top of page
  • The Unmistakables

50 shades of Nude with Vabyanti Endrojono Ellis

2019 has been a year of progression and change; the ‘Fenty Effect’ has reached full swing with ‘Inclusivity’ being a cornerstone of 2020 Marcomms. For our final edition of the 2019 Unmistakable Characters, we look at a changemaker who began propelling D&I at the core of her business strategy before the ‘inclusivity wave’ hit the mainstream.

In 2016, Vabyanti Endrojono Ellis co-founded Nunude, an inclusive nude underwear brand, who broke the boundaries of body and beauty standards. The company uses models of all skin tones, ethnicities, sizes and abilities in all their campaigns, to encourages women to have self-love, & believe in unity and diversity. Nunude made waves by inspiring many other companies to do the same and created an active social media movement of over 100,000 followers around the world who believe that whatever your ethnic background shape or size you are beautiful and you should be represented in the media.

What's your name and what do you do?

Vabyanti Endrojono Ellis, Entrepreneur, Musician, and advocate for leveling the playing field.

How does your identity affect your work and your life in general?

My identity is made up of my gender, my network, my heritage and every person and institution I have come into contact within my life. My identity is multi-faceted and each part of my identity affects my life in a different way. As a mixed-race woman (South-East Asian, Irish & English) I empathise with and truly understand the biases and stereotypes that come with being an Asian.

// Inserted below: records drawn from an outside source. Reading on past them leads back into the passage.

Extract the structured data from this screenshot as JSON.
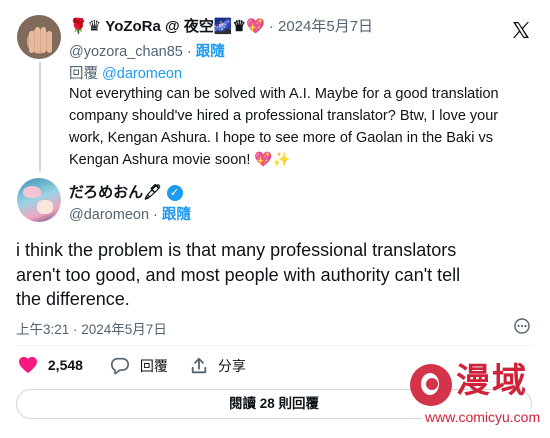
{
  "reply": {
    "author": {
      "prefix_emoji": "🌹♛",
      "name": "YoZoRa",
      "suffix": "@ 夜空🌌♛💖",
      "handle": "@yozora_chan85",
      "follow_label": "跟隨"
    },
    "dot": "·",
    "date": "2024年5月7日",
    "reply_to_prefix": "回覆",
    "reply_to_handle": "@daromeon",
    "text": "Not everything can be solved with A.I. Maybe for a good translation\ncompany should've hired a professional translator? Btw, I love your\nwork, Kengan Ashura. I hope to see more of Gaolan in the Baki vs\nKengan Ashura movie soon! 💖✨"
  },
  "main": {
    "author": {
      "name": "だろめおん🖋",
      "handle": "@daromeon",
      "follow_label": "跟隨"
    },
    "dot": "·",
    "text": "i think the problem is that many professional translators\naren't too good, and most people with authority can't tell\nthe difference.",
    "timestamp": "上午3:21 · 2024年5月7日"
  },
  "actions": {
    "like_count": "2,548",
    "reply_label": "回覆",
    "share_label": "分享"
  },
  "read_replies": {
    "prefix": "閱讀",
    "count": "28",
    "suffix": "則回覆"
  },
  "watermark": {
    "brand": "漫域",
    "url": "www.comicyu.com"
  },
  "colors": {
    "accent": "#1d9bf0",
    "like": "#f91880",
    "watermark": "#d0233a"
  },
  "icons": [
    "x-logo-icon",
    "verified-icon",
    "heart-icon",
    "reply-icon",
    "share-icon",
    "more-icon"
  ]
}
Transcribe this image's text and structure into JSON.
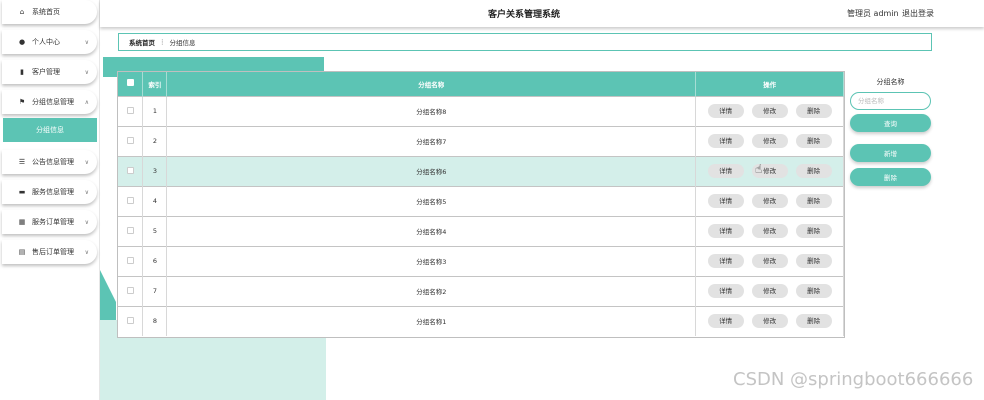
{
  "header": {
    "title": "客户关系管理系统",
    "user": "管理员 admin",
    "logout": "退出登录"
  },
  "sidebar": {
    "items": [
      {
        "label": "系统首页",
        "icon": "home-icon",
        "glyph": "⌂"
      },
      {
        "label": "个人中心",
        "icon": "person-icon",
        "glyph": "●"
      },
      {
        "label": "客户管理",
        "icon": "chart-icon",
        "glyph": "▮"
      },
      {
        "label": "分组信息管理",
        "icon": "flag-icon",
        "glyph": "⚑"
      },
      {
        "label": "公告信息管理",
        "icon": "list-icon",
        "glyph": "☰"
      },
      {
        "label": "服务信息管理",
        "icon": "box-icon",
        "glyph": "▬"
      },
      {
        "label": "服务订单管理",
        "icon": "grid-icon",
        "glyph": "▦"
      },
      {
        "label": "售后订单管理",
        "icon": "briefcase-icon",
        "glyph": "▤"
      }
    ],
    "sub_item": "分组信息"
  },
  "breadcrumb": {
    "home": "系统首页",
    "current": "分组信息"
  },
  "table": {
    "headers": [
      "索引",
      "分组名称",
      "操作"
    ],
    "rows": [
      {
        "index": "1",
        "name": "分组名称8"
      },
      {
        "index": "2",
        "name": "分组名称7"
      },
      {
        "index": "3",
        "name": "分组名称6"
      },
      {
        "index": "4",
        "name": "分组名称5"
      },
      {
        "index": "5",
        "name": "分组名称4"
      },
      {
        "index": "6",
        "name": "分组名称3"
      },
      {
        "index": "7",
        "name": "分组名称2"
      },
      {
        "index": "8",
        "name": "分组名称1"
      }
    ],
    "actions": [
      "详情",
      "修改",
      "删除"
    ]
  },
  "search": {
    "label": "分组名称",
    "placeholder": "分组名称",
    "query_button": "查询",
    "add_button": "新增",
    "delete_button": "删除"
  },
  "watermark": "CSDN @springboot666666",
  "colors": {
    "accent": "#5cc4b4",
    "highlight_row": "#d4efea"
  }
}
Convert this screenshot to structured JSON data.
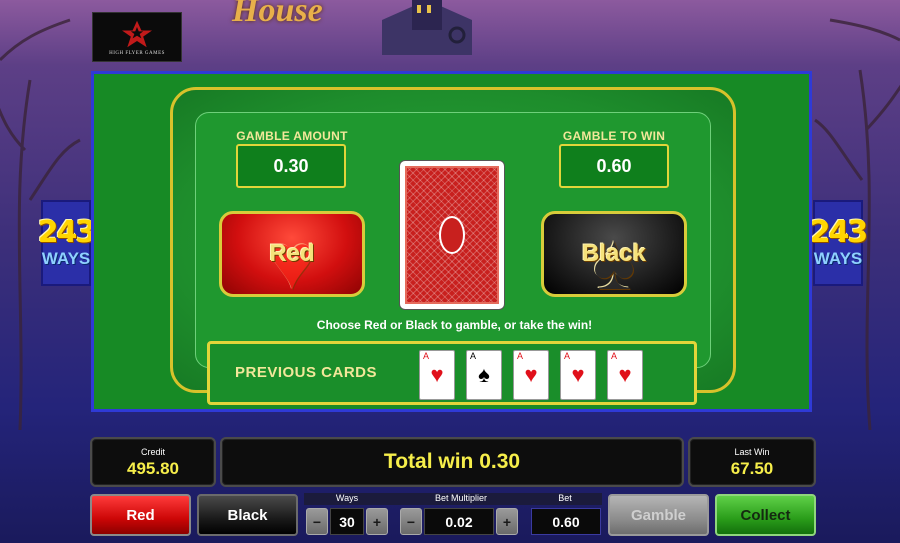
{
  "game": {
    "logo_text": "HIGH FLYER GAMES",
    "title_fragment": "House",
    "ways_number": "243",
    "ways_word": "WAYS"
  },
  "gamble": {
    "amount_label": "GAMBLE AMOUNT",
    "amount_value": "0.30",
    "to_win_label": "GAMBLE TO WIN",
    "to_win_value": "0.60",
    "red_button": "Red",
    "black_button": "Black",
    "instruction": "Choose Red or Black to gamble, or take the win!",
    "previous_cards_label": "PREVIOUS CARDS",
    "previous_cards": [
      {
        "rank": "A",
        "suit": "♥",
        "color": "red"
      },
      {
        "rank": "A",
        "suit": "♠",
        "color": "black"
      },
      {
        "rank": "A",
        "suit": "♥",
        "color": "red"
      },
      {
        "rank": "A",
        "suit": "♥",
        "color": "red"
      },
      {
        "rank": "A",
        "suit": "♥",
        "color": "red"
      }
    ]
  },
  "bottom": {
    "credit_label": "Credit",
    "credit_value": "495.80",
    "total_win": "Total win 0.30",
    "last_win_label": "Last Win",
    "last_win_value": "67.50",
    "red_button": "Red",
    "black_button": "Black",
    "ways_label": "Ways",
    "ways_value": "30",
    "bet_multiplier_label": "Bet Multiplier",
    "bet_multiplier_value": "0.02",
    "bet_label": "Bet",
    "bet_value": "0.60",
    "gamble_button": "Gamble",
    "collect_button": "Collect",
    "minus": "−",
    "plus": "+"
  },
  "colors": {
    "felt_green": "#1f982f",
    "gold_border": "#e2d53a",
    "panel_border": "#2f3ad6",
    "value_yellow": "#f6ee4a"
  }
}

I watched my mum build her career and make light of the pretty serious encounters with people at her workplace. I also deeply understand the cultural aspects of Asian culture and as a result, really get on with Asian people in the workplace.

I think it’s important to educate yourself about other cultures. In doing so you can begin to understand where people are coming from, what their viewpoints are and how to accommodate them in your work. I’m proud of being mixed-raced - it gives me an edge and allows me to see two sides of the same coin. Mixed-raced people can be quite instrumental in bridging cultural gaps and helping different communities integrate.

Who have been your role models and why?

I always say I don’t know well-known people well enough for them to be my role models, but I do respect and I am in awe of particular achievements carried out by people. Greta Thunberg has ignited the campaigner in all of us to fight for a cause that will affect our futures, Malala Yousafzai has stood up for women’s rights and (this might be a curveball) Missy Elliot for being a creative bada** in the music industry. My role models are more grassroots, my family, my mother (Meuthia Endrojono Ellis), my partner (James Wong), my sister (Fifi Anicah), my auntie (Irma Endrojono) and my grandmother (Icana Loebis), these are people who I believe to be unapologetically themselves, those who are confident in their skin and are at one with themselves.

Do you think other people see you differently to how you see yourself?

Maybe, I don't know, I've never asked. My mum thinks I'm amazing and she's always telling me that I can't see what others see, so there might be some discrepancies.

Do you see yourself in advertising and marketing?

I do more and more. When we released the Nunude campaign in 2016, I saw hundreds of companies follow suit and push to be more diverse and I started to see women like me. I hope it’s not a trend though - I want to see these kinds of diversity initiatives stand the test of time, not just a one-off marketing campaign.

Are you tired of hearing about Diversity & Inclusion?

Yes! It’s such a standard thing for me. It’s the golden thread throughout every organisation. It’s like a car with no engine, it won’t work (well at least not for the long run anyway). Don’t talk about diversity and inclusion - just do it. It’s not debatable. I know it can be difficult sometimes though as the problem often comes before the hiring process.

What one thing would you say to your younger self?

Be brave, have trust in yourself. Be grateful for the skills that you have and run with it.

If you love Vabyanti as much as us, find her here, and support her here.

bottom of page